It was like the eve of a holiday at the Desert Diamond Sportsbar, as hundreds of festive fans and dozens of international media crammed their way in to check out weigh-in formalities and get a glimpse of Promoter Oscar De La Hoya. The Arizona commission, headed by solid John Montano, had a chore sorting through various documents to authenticate identities of the Thai boxers, who often punch professionally under “nom de plumes,” or should we say “nom de gloves.” For example, Kaichon Sor Vorapin also has a medical record listed as Kajonsak Pothang.

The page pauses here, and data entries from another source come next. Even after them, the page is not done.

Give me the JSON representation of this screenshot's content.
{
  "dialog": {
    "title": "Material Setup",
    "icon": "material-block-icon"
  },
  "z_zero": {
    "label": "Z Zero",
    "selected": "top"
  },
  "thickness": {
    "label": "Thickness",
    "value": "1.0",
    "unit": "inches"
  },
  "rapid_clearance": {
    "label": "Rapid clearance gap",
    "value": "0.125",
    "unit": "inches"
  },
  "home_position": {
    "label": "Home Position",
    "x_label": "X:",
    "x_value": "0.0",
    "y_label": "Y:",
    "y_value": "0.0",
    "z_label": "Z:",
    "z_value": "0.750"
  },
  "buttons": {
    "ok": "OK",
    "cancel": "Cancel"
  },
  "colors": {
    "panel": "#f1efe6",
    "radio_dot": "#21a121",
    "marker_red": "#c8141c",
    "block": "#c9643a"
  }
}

AKA simply meant made weight made easy. It didn't look like there was a pound of fat between the eight Cup contestants.

Weights and gut feelings

Fernando Montiel 115   P Phosawan 115 (Phosawan will go down hard, but he will go down, hard.)

Jhonny Gonzalez 116¾   Ratanachai Sor Vorapin 118 (Earlier we leaned toward Sor Vorapin, but Gonzalez looked strong on the scale. Pick 'em.)

Daniel Ponce de Leon 121   Sod Looknongyangtoy 121½ (One way or the other, the most likely KO finish on the card as both men looked ready to roar. Call it continental bias, but we see Ponce de Leon's prior opposition as key. He’s ready to seize his moment.)

Hugo Cazares 108   K Sor Vorapin 107½ (Cazares continues to look like the safest bet on the card. Any experienced player knows that means think more than twice.)